At some point, the public has to say: No, we’re just not doing that. Instead, we handle lots of projects in the fussiest possible way and lose sight of the overall goal. The longer an idea is debated, the more its scope, budget, and time frame expand; the MBTA almost lost the vital Green Line extension project for this reason. Project specs become so detailed, transportation experts joke, that they dictate which color the screws should be.
Stop it! Underpromise and overdeliver instead.
Public officials fear the wrath of motorists.The Comm. Ave. reconstruction, once complete, should yield some improvements for cyclists and Green Line riders. But the planning around the looming Pikeocalypse was clearly designed to manage motorists’ expectations and minimize their pain.
To lots of people in public office, broken-down subway trains are just another part of the scenery; marathon-length traffic jams, however, would be a huge problem that robs real people of precious time. The Massachusetts Department of Transportation went to great lengths to avoid the latter — partly by bringing in heavy-duty equipment to get the job done quickly, and by giving drivers ample warning.
Not every driver always has to drive. MassDOT’s excellent public messaging worked; carmaggedon was averted because enough people telecommuted, rejiggered their schedules to avoid rush hour, or just took the T. In other words: If the incentives were different, and our transit system were faster, fewer people would drive to work alone. “While there are trips that just can’t be changed, a lot — a lot — can be changed,” Northeastern civil engineering professor Peter Furth says.
This is what a commitment from leadership looks like.
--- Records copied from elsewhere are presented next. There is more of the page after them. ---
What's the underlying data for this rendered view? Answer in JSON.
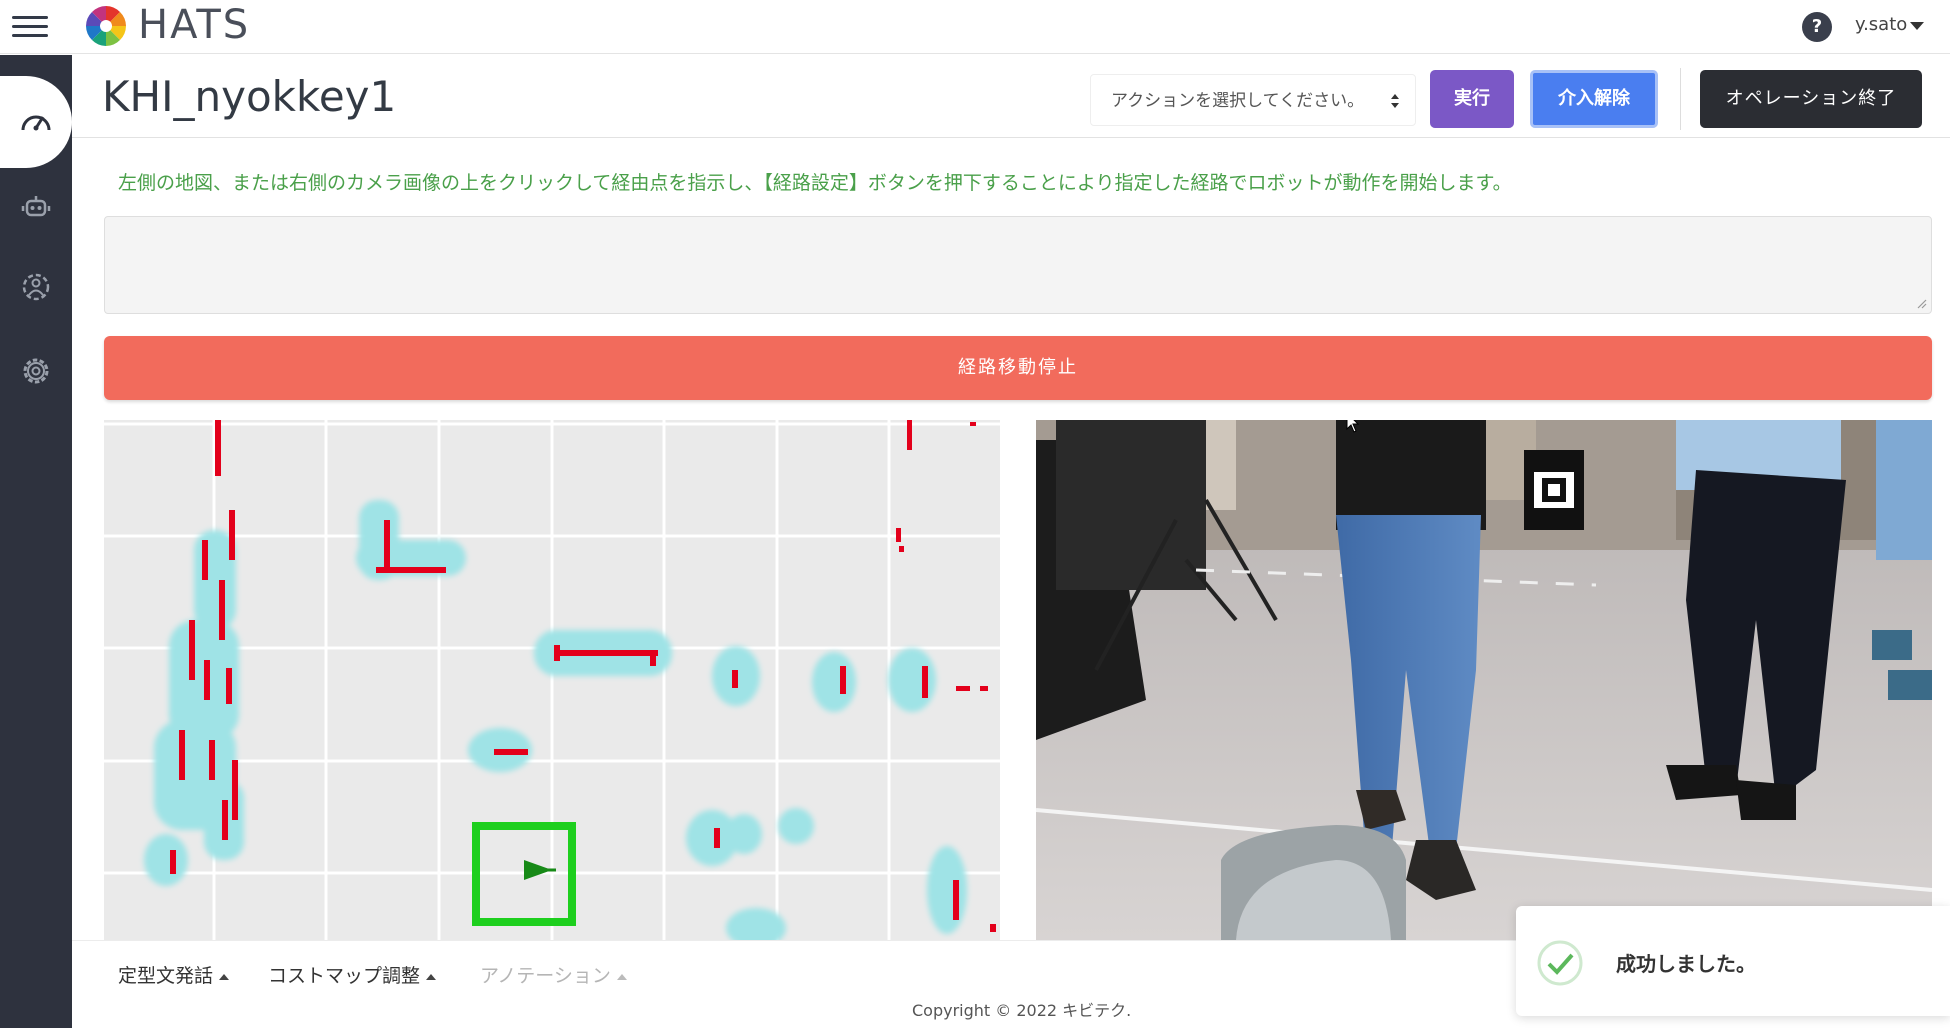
{
  "header": {
    "brand": "HATS",
    "user": "y.sato",
    "help_symbol": "?"
  },
  "sidebar": {
    "items": [
      {
        "icon": "speedometer-icon",
        "active": true
      },
      {
        "icon": "robot-icon",
        "active": false
      },
      {
        "icon": "gear-person-icon",
        "active": false
      },
      {
        "icon": "settings-gear-icon",
        "active": false
      }
    ]
  },
  "page": {
    "title": "KHI_nyokkey1",
    "action_select_placeholder": "アクションを選択してください。",
    "exec_label": "実行",
    "release_label": "介入解除",
    "end_label": "オペレーション終了",
    "instruction": "左側の地図、または右側のカメラ画像の上をクリックして経由点を指示し、【経路設定】ボタンを押下することにより指定した経路でロボットが動作を開始します。",
    "stop_label": "経路移動停止"
  },
  "footer": {
    "links": [
      "定型文発話",
      "コストマップ調整",
      "アノテーション"
    ],
    "copyright": "Copyright © 2022 キビテク."
  },
  "toast": {
    "message": "成功しました。"
  },
  "colors": {
    "sidebar": "#2e323e",
    "exec": "#7b58c6",
    "release": "#4a7ef0",
    "end": "#2b2d33",
    "stop": "#f26b5c",
    "instruction": "#4aa04a",
    "costmap_inflation": "#9fe3e6",
    "obstacle": "#e3001b",
    "robot": "#1ecf1e"
  }
}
In Boston, the Walsh administration promises to accommodate cyclists and pedestrians better. But from the outside, it’s not easy to tell whether the bureaucracy is playing along. Doesn’t progress take time?
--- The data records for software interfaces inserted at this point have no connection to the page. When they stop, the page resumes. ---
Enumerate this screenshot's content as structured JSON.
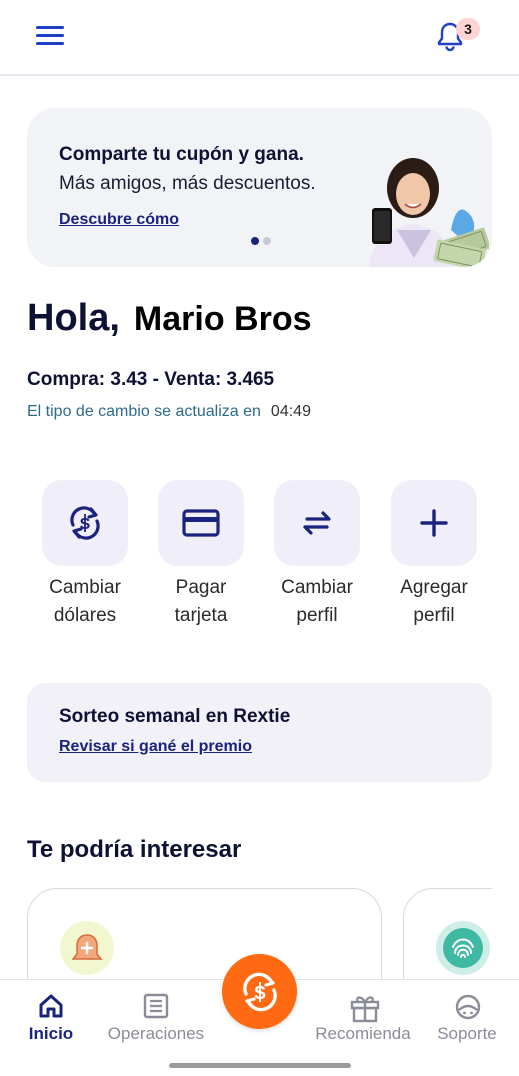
{
  "header": {
    "menu_icon": "hamburger-menu-icon",
    "notification_icon": "bell-icon",
    "notification_count": "3",
    "accent_color": "#1f3fc4",
    "badge_color": "#ffd4d4"
  },
  "promo": {
    "title": "Comparte tu cupón y gana.",
    "subtitle": "Más amigos, más descuentos.",
    "link": "Descubre cómo",
    "slide_count": 2,
    "active_slide": 1
  },
  "greeting": {
    "hello": "Hola,",
    "name": "Mario Bros"
  },
  "exchange": {
    "rates": "Compra: 3.43 - Venta: 3.465",
    "update_label": "El tipo de cambio se actualiza en",
    "countdown": "04:49"
  },
  "actions": [
    {
      "line1": "Cambiar",
      "line2": "dólares",
      "icon": "currency-exchange-icon"
    },
    {
      "line1": "Pagar",
      "line2": "tarjeta",
      "icon": "credit-card-icon"
    },
    {
      "line1": "Cambiar",
      "line2": "perfil",
      "icon": "swap-arrows-icon"
    },
    {
      "line1": "Agregar",
      "line2": "perfil",
      "icon": "plus-icon"
    }
  ],
  "raffle": {
    "title": "Sorteo semanal en Rextie",
    "link": "Revisar si gané el premio"
  },
  "interest": {
    "title": "Te podría interesar"
  },
  "bottom_nav": {
    "items": [
      {
        "label": "Inicio",
        "icon": "home-icon",
        "active": true
      },
      {
        "label": "Operaciones",
        "icon": "list-document-icon",
        "active": false
      },
      {
        "label": "Recomienda",
        "icon": "gift-icon",
        "active": false
      },
      {
        "label": "Soporte",
        "icon": "support-agent-icon",
        "active": false
      }
    ],
    "center_button_icon": "exchange-fab-icon",
    "center_button_color": "#ff6a13"
  }
}
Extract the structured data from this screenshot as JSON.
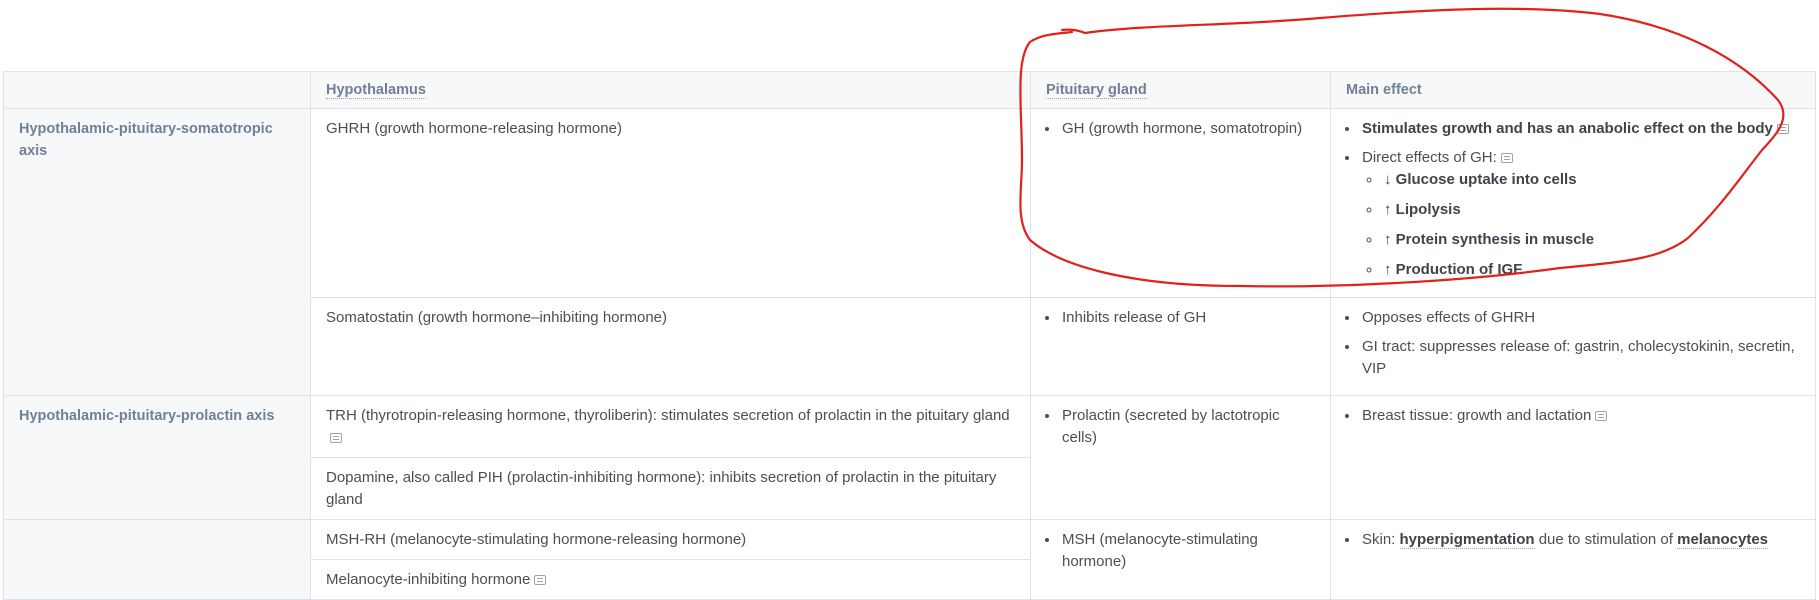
{
  "table": {
    "headers": [
      "",
      "Hypothalamus",
      "Pituitary gland",
      "Main effect"
    ],
    "axis1": {
      "label": "Hypothalamic-pituitary-somatotropic axis",
      "row1": {
        "hypo": "GHRH (growth hormone-releasing hormone)",
        "pit": "GH (growth hormone, somatotropin)",
        "effect1": "Stimulates growth and has an anabolic effect on the body",
        "effect2": "Direct effects of GH:",
        "sub1": "↓ Glucose uptake into cells",
        "sub2": "↑ Lipolysis",
        "sub3": "↑ Protein synthesis in muscle",
        "sub4": "↑ Production of IGF"
      },
      "row2": {
        "hypo": "Somatostatin (growth hormone–inhibiting hormone)",
        "pit": "Inhibits release of GH",
        "effect1": "Opposes effects of GHRH",
        "effect2": "GI tract: suppresses release of: gastrin, cholecystokinin, secretin, VIP"
      }
    },
    "axis2": {
      "label": "Hypothalamic-pituitary-prolactin axis",
      "hypo1": "TRH (thyrotropin-releasing hormone, thyroliberin): stimulates secretion of prolactin in the pituitary gland",
      "hypo2": "Dopamine, also called PIH (prolactin-inhibiting hormone): inhibits secretion of prolactin in the pituitary gland",
      "pit": "Prolactin (secreted by lactotropic cells)",
      "effect": "Breast tissue: growth and lactation"
    },
    "axis3": {
      "label": "",
      "hypo1": "MSH-RH (melanocyte-stimulating hormone-releasing hormone)",
      "hypo2": "Melanocyte-inhibiting hormone",
      "pit": "MSH (melanocyte-stimulating hormone)",
      "effect_prefix": "Skin: ",
      "effect_b1": "hyperpigmentation",
      "effect_mid": " due to stimulation of ",
      "effect_b2": "melanocytes"
    }
  },
  "annotation": {
    "color": "#e3201b"
  }
}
Well, not always. Transportation Secretary Stephanie Pollack, acting highway administrator Jonathan Gulliver, and their team showed the public that, when government means to get something done on a deadline, it can happen. That’s great news for drivers on the Pike — and a precedent that pedestrians, cyclists, and transit riders shouldn’t forget.